A path’s shape can be changed by moving the nodes it consists of:

  • First activate the Node tool.
  • Then click on the path to select it.
  • Then you can click and drag the node you wish to put in a new place.
Important Node ToolsClick to read

   Delete segment between two non-endpoint nodes

   Join selected end nodes with a new segment

   Break path at selected nodes

   Join selected nodes

  • If you want to insert new nodes just double-click at the segment they are supposed to be.
  • To delete unwanted nodes just click on them and then either right click and chose “Delete” in the menu or simply use the “Delete”-key on your keyboard.

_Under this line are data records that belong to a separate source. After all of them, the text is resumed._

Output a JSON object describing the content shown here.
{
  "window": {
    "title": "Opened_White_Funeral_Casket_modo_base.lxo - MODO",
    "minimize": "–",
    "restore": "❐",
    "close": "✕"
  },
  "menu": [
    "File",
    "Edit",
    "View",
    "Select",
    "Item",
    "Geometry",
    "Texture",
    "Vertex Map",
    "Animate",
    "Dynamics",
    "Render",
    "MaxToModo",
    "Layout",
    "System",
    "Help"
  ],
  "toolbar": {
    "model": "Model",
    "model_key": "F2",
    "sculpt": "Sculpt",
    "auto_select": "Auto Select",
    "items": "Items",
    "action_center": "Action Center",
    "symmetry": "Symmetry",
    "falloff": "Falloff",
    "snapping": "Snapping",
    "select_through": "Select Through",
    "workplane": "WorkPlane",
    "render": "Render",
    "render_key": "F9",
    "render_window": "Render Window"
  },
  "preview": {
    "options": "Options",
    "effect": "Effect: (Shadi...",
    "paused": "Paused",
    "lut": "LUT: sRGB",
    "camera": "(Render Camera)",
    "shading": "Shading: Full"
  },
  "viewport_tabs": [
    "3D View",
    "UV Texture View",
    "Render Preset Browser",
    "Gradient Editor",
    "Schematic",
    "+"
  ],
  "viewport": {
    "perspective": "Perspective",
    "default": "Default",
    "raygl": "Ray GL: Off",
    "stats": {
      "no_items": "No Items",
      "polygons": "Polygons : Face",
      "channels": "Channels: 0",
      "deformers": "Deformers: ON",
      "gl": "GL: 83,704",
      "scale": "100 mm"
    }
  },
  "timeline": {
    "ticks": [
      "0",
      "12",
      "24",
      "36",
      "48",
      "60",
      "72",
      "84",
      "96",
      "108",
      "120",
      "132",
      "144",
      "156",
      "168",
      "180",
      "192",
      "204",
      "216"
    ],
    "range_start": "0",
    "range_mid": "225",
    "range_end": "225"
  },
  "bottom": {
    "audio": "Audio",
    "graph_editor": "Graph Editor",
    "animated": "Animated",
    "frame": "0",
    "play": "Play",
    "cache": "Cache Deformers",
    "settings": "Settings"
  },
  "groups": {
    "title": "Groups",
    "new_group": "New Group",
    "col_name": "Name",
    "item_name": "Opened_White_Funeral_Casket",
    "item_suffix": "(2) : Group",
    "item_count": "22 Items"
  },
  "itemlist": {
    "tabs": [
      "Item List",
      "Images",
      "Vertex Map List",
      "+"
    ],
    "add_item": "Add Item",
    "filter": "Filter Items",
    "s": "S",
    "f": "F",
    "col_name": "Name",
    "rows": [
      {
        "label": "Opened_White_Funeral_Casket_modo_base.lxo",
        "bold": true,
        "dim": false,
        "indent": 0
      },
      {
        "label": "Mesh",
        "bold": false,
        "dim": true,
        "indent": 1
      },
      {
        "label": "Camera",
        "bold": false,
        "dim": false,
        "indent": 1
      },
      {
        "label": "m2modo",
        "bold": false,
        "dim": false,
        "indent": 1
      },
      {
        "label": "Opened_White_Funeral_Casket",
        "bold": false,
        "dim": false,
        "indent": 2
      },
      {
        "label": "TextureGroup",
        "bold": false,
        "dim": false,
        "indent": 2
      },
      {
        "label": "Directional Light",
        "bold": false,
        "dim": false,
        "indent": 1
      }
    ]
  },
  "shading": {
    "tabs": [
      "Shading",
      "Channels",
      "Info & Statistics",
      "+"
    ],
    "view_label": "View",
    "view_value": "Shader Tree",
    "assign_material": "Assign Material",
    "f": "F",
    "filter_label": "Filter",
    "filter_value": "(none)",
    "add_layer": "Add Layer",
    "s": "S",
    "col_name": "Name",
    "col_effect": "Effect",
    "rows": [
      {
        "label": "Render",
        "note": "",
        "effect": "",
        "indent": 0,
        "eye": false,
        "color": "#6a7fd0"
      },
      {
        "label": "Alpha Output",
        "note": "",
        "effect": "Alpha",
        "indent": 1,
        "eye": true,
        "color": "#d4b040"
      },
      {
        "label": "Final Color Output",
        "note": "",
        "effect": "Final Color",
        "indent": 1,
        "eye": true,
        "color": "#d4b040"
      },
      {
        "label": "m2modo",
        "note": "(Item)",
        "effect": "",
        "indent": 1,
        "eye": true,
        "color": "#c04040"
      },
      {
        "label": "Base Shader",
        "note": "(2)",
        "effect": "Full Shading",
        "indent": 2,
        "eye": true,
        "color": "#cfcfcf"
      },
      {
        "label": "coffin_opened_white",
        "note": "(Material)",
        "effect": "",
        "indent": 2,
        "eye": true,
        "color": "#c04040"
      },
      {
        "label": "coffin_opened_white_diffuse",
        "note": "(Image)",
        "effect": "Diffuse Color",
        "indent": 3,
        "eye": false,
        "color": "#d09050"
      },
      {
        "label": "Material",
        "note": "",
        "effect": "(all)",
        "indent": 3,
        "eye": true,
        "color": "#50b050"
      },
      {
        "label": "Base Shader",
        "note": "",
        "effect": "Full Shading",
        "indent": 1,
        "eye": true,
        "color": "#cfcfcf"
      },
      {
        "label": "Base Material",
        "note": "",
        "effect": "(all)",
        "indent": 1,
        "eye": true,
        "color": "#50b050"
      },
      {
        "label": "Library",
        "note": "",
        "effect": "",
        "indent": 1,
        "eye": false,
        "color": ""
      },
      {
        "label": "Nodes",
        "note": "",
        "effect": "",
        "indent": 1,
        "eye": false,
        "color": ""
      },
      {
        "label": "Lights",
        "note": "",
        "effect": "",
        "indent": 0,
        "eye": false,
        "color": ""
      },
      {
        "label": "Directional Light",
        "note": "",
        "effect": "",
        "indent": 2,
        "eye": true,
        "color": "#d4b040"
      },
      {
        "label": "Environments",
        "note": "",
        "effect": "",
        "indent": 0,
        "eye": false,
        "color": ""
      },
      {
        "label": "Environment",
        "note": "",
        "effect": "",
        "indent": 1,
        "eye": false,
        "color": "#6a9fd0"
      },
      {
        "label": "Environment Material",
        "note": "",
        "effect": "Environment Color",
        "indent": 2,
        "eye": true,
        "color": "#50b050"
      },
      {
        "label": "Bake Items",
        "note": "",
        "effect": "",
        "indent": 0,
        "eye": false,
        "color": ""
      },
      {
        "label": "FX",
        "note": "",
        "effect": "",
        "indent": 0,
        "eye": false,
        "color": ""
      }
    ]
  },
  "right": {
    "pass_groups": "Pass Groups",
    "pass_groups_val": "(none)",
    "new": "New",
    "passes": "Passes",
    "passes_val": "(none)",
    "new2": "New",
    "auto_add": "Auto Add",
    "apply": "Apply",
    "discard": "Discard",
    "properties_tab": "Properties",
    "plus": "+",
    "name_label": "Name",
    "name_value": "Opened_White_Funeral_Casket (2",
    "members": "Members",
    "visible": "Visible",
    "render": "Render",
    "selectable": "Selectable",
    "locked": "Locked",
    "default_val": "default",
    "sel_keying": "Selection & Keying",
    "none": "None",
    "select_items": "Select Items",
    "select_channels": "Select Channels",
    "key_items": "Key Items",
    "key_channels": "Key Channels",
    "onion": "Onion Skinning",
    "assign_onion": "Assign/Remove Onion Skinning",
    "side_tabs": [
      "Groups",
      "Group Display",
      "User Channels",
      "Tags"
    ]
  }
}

Changing an image into a vectorClick to read

Making use of “Trace Bitmap”

If you want to use a picture/drawing/clipart from the internet, “Trace Bitmap” is the right tool.

  • The image chosen has to be active (you’ll see a frame around the pic).
  • Choose “Path” and then “Trace Bitmap” in the dropdown menu.
  • A new window opens and where you can choose the method of scanning. Standard choice is “Brightness cutoff” with threshold of 0.450. If you raise the number the image will get darker, if you lower it will take less color.
  • When happy with the image just hit “OK” to get the vector image.
  • Now just drag the new image off the original one and start editing.

Vector with nodes vs. original image


Adding text to your imageClick to read

Give your design a personal touch

A step to giving your work an individual touch is by adding some text. 

   This icon enables writing. Just click anywhere in your workspace and start writing.

Keep in mind not all fonts are good for laser/vinylcutting, especially those with very fine lines can be difficult to handle.

When using a laser cutter remember to connect all parts that otherwise would just fall out of your design (see image)


Text for vinylsticker vs. text for lasercutter
when cutting and removing the letters (leave holes where the letters are, e.g. when using as a sign with backlight)

Stacking OrderClick to read

What should be up front and what's in the background

In Menu bar Object

Stacking Order

If you have drawn objects that overlap each other, you can select an object and then click “Raise” or “Lower” under the “Object” menu to change the stacking order.


Align and DistributeClick to read

Putting things in places

In the dropdown menu "Object" you find the item "Align and Distribute"

It's used to arrange items in your worksheet.

This comes in handy when you want to put a text straight under a pic or arrange objects at the same bottom line.